▶ HOW TO COMPLETE THIS TASK: Quote all of the data that follows exactly as written, skipping the images.

• • • •

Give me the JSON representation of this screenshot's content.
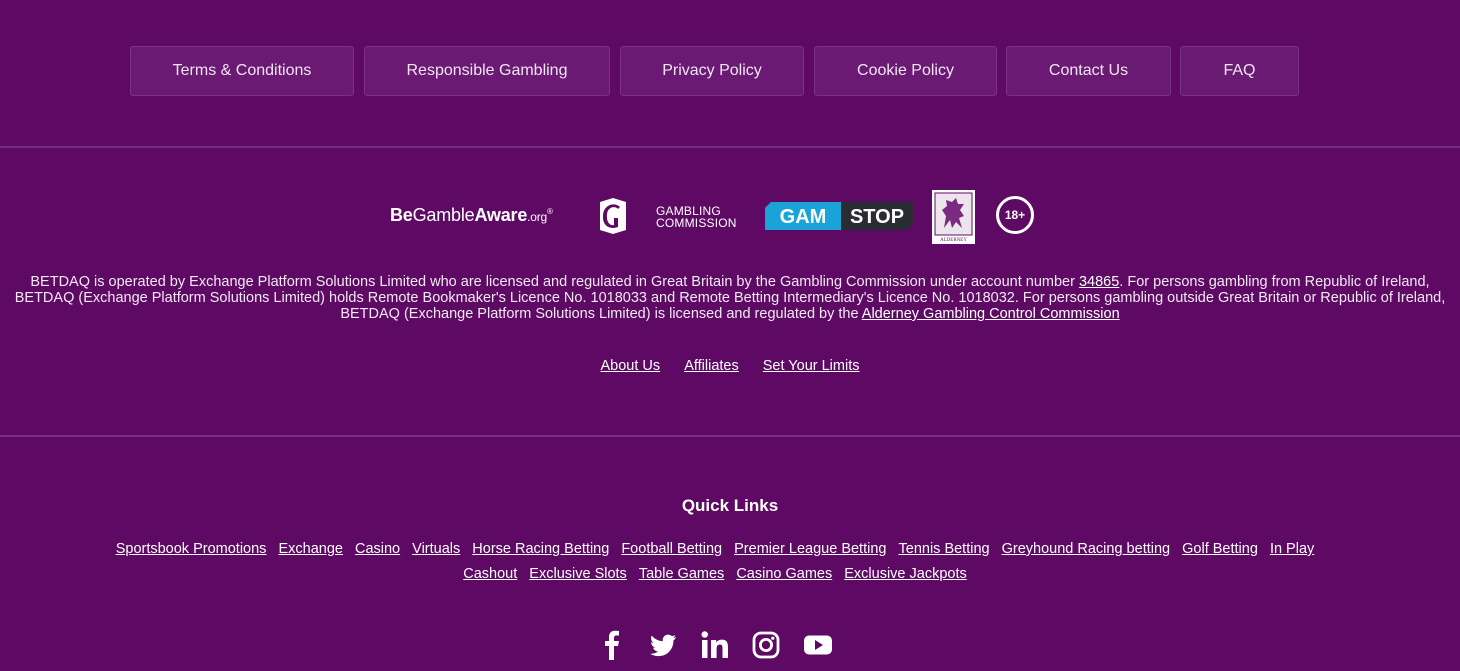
{
  "nav": {
    "buttons": [
      "Terms & Conditions",
      "Responsible Gambling",
      "Privacy Policy",
      "Cookie Policy",
      "Contact Us",
      "FAQ"
    ]
  },
  "logos": {
    "begambleaware": {
      "be": "Be",
      "gamble": "Gamble",
      "aware": "Aware",
      "org": ".org",
      "reg": "®"
    },
    "gambling_commission": {
      "line1": "GAMBLING",
      "line2": "COMMISSION"
    },
    "gamstop": {
      "left": "GAM",
      "right": "STOP"
    },
    "alderney": {
      "caption": "ALDERNEY"
    },
    "age": "18+"
  },
  "legal": {
    "text1": "BETDAQ is operated by Exchange Platform Solutions Limited who are licensed and regulated in Great Britain by the Gambling Commission under account number ",
    "account_link": "34865",
    "text2": ". For persons gambling from Republic of Ireland, BETDAQ (Exchange Platform Solutions Limited) holds Remote Bookmaker's Licence No. 1018033 and Remote Betting Intermediary's Licence No. 1018032. For persons gambling outside Great Britain or Republic of Ireland, BETDAQ (Exchange Platform Solutions Limited) is licensed and regulated by the ",
    "alderney_link": "Alderney Gambling Control Commission"
  },
  "footer_links": [
    "About Us",
    "Affiliates",
    "Set Your Limits"
  ],
  "quick_links": {
    "title": "Quick Links",
    "items": [
      "Sportsbook Promotions",
      "Exchange",
      "Casino",
      "Virtuals",
      "Horse Racing Betting",
      "Football Betting",
      "Premier League Betting",
      "Tennis Betting",
      "Greyhound Racing betting",
      "Golf Betting",
      "In Play",
      "Cashout",
      "Exclusive Slots",
      "Table Games",
      "Casino Games",
      "Exclusive Jackpots"
    ]
  },
  "social": [
    "facebook-icon",
    "twitter-icon",
    "linkedin-icon",
    "instagram-icon",
    "youtube-icon"
  ],
  "colors": {
    "background": "#5e0a64",
    "button_bg": "#6a1a72",
    "gamstop_blue": "#1aa3d9"
  }
}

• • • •

▶ RESULT:
Give me the JSON representation of this screenshot's content.
{
  "nav": {
    "buttons": [
      "Terms & Conditions",
      "Responsible Gambling",
      "Privacy Policy",
      "Cookie Policy",
      "Contact Us",
      "FAQ"
    ]
  },
  "logos": {
    "begambleaware": {
      "be": "Be",
      "gamble": "Gamble",
      "aware": "Aware",
      "org": ".org",
      "reg": "®"
    },
    "gambling_commission": {
      "line1": "GAMBLING",
      "line2": "COMMISSION"
    },
    "gamstop": {
      "left": "GAM",
      "right": "STOP"
    },
    "alderney": {
      "caption": "ALDERNEY"
    },
    "age": "18+"
  },
  "legal": {
    "text1": "BETDAQ is operated by Exchange Platform Solutions Limited who are licensed and regulated in Great Britain by the Gambling Commission under account number ",
    "account_link": "34865",
    "text2": ". For persons gambling from Republic of Ireland, BETDAQ (Exchange Platform Solutions Limited) holds Remote Bookmaker's Licence No. 1018033 and Remote Betting Intermediary's Licence No. 1018032. For persons gambling outside Great Britain or Republic of Ireland, BETDAQ (Exchange Platform Solutions Limited) is licensed and regulated by the ",
    "alderney_link": "Alderney Gambling Control Commission"
  },
  "footer_links": [
    "About Us",
    "Affiliates",
    "Set Your Limits"
  ],
  "quick_links": {
    "title": "Quick Links",
    "items": [
      "Sportsbook Promotions",
      "Exchange",
      "Casino",
      "Virtuals",
      "Horse Racing Betting",
      "Football Betting",
      "Premier League Betting",
      "Tennis Betting",
      "Greyhound Racing betting",
      "Golf Betting",
      "In Play",
      "Cashout",
      "Exclusive Slots",
      "Table Games",
      "Casino Games",
      "Exclusive Jackpots"
    ]
  },
  "social": [
    "facebook-icon",
    "twitter-icon",
    "linkedin-icon",
    "instagram-icon",
    "youtube-icon"
  ],
  "colors": {
    "background": "#5e0a64",
    "button_bg": "#6a1a72",
    "gamstop_blue": "#1aa3d9"
  }
}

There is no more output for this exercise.